Credit scoring is often referred to as a "FICO," "Beacon," or "Empirica" score. It is generated by analyzing the data in the major credit repositories for an individual and affixing a score that illustrates his pattern of credit use.
The higher the score, the lower the risk associated with that prospective borrower; the lower the score, the greater degree of risk. Although far from perfect, more and more funders are relying on these credit scores to ferret out potentially problematic borrowers.
As of this writing, when dealing with newly created notes or real estate mortgages, try to look for prospective buyers who have credit scores in excess of 600.
Sure you can sell one of your properties to a lower credit score buyer; however you will have to sacrifice a lower tolerance level for any funding for that particular note, or you will have to "age" or season the note obligation for a period of time to offset the lower credit scores and perceptions of risk.
Buyer's employment and stability
What someone does for a living and for how long illustrates how stable a prospective buyer is. If an individual has been going from job to job over short periods or has relocated several times in the recent years, there is an extra risk associated with that type of borrower.
However, individuals who have some longer-term stability either in working for themselves or an employer are considered less risky.
Repayment terms of the obligation
After scrutinizing all of these variables, you should have a good feel for where a prospective buyer/borrower might fit in from a risk standpoint.

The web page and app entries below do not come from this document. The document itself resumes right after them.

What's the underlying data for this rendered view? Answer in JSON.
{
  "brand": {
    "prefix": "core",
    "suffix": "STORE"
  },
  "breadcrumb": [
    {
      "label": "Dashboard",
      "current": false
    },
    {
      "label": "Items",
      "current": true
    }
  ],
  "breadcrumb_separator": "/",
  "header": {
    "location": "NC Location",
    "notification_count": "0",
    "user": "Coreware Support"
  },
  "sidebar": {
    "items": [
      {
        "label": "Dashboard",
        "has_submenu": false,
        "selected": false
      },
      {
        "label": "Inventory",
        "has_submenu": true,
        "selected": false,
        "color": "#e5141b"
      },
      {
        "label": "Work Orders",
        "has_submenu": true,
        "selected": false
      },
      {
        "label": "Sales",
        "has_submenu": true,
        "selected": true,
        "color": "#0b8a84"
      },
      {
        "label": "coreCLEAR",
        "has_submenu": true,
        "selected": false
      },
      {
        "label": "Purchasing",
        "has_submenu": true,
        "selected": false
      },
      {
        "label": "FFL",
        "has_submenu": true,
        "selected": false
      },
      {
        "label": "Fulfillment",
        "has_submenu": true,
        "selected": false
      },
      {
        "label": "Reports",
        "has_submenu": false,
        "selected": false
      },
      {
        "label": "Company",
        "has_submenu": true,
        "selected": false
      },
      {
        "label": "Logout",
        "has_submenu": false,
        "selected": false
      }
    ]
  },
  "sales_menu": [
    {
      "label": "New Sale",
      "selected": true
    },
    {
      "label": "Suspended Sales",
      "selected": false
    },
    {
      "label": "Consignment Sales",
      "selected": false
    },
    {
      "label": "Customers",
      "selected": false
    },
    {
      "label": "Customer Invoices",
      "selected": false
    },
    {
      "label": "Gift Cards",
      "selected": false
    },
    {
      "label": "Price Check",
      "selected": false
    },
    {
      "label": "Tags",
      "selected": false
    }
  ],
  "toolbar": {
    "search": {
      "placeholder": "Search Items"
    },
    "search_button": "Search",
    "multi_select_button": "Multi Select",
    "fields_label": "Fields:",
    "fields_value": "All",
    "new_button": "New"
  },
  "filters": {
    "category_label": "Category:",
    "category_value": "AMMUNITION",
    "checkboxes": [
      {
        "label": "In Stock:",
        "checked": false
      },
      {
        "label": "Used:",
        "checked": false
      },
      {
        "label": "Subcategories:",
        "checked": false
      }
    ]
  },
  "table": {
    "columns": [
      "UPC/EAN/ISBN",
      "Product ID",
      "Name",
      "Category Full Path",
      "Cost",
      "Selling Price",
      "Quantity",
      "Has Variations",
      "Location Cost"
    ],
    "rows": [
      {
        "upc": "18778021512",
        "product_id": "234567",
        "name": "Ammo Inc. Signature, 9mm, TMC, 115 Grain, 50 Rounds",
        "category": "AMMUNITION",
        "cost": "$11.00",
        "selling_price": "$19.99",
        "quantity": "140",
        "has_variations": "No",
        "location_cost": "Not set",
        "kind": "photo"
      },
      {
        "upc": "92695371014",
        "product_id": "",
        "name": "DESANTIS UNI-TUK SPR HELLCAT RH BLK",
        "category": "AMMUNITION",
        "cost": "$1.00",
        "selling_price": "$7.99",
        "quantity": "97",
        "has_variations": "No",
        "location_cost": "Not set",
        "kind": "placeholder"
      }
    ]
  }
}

Candidates with less risk allow you to finance them at a higher starting loan to value (LTV) threshold for the mortgage, typically in the 85% LTV to perhaps as high as a 95% LTV, as opposed to the riskier candidates who you might wish to limit to somewhere in the 75% LTV to 80% LTV range.
The same is true with the actual note interest rate or "coupon" rate. Higher risk means the note should be drafted with a higher interest rate, typically in the 10% to 11% range.
Lower risk can allow for a lower note coupon rate perhaps in the 8.5% to 9.50 % range. The mortgage and note should typically contain a 30-day default clause, have acceleration remedies, contain no prepayment penalty, have a late fee provision, a due on sale clause, and nonassumability clause.
Putting it all together
It is the dynamic interrelationship of all of these variables that will dictate how you can "tweak" the proposed structure for a deal, so that it will allow you to maximize the amount of cash you can realize along with minimizing the note discount.
It makes little sense for you to try to sell a newly created 90% LTV note that is written @ a 9.5% interest rate to a note funder where the note payor has credit that is not deserving of that favorable interest rate or higher LTV exposure. You will be the one who suffers a greater discount on the sale of this type of note since its structure was not optimized.
Additionally, experienced funding source personnel or a competent master broker can save you tons of frustration, heartache, and headache in putting your deals together quickly in an optimum way. Pay attention to the above variables and above all, be realistic.
About the Author:
Michael T. Morrongiello is an active investor who specializes in real estate and real estate paper investments. Widely known as one of the most knowledgeable & creative minds in the paper business, Michael started creating paper as a result of his own real estate investment activities in the early 1980s.
Michael strongly believes in the powerful unity that generates solutions when real estate is creatively coupled with paper. He shares his wealth-building concepts and techniques that work in any market in his comprehensive home study courses: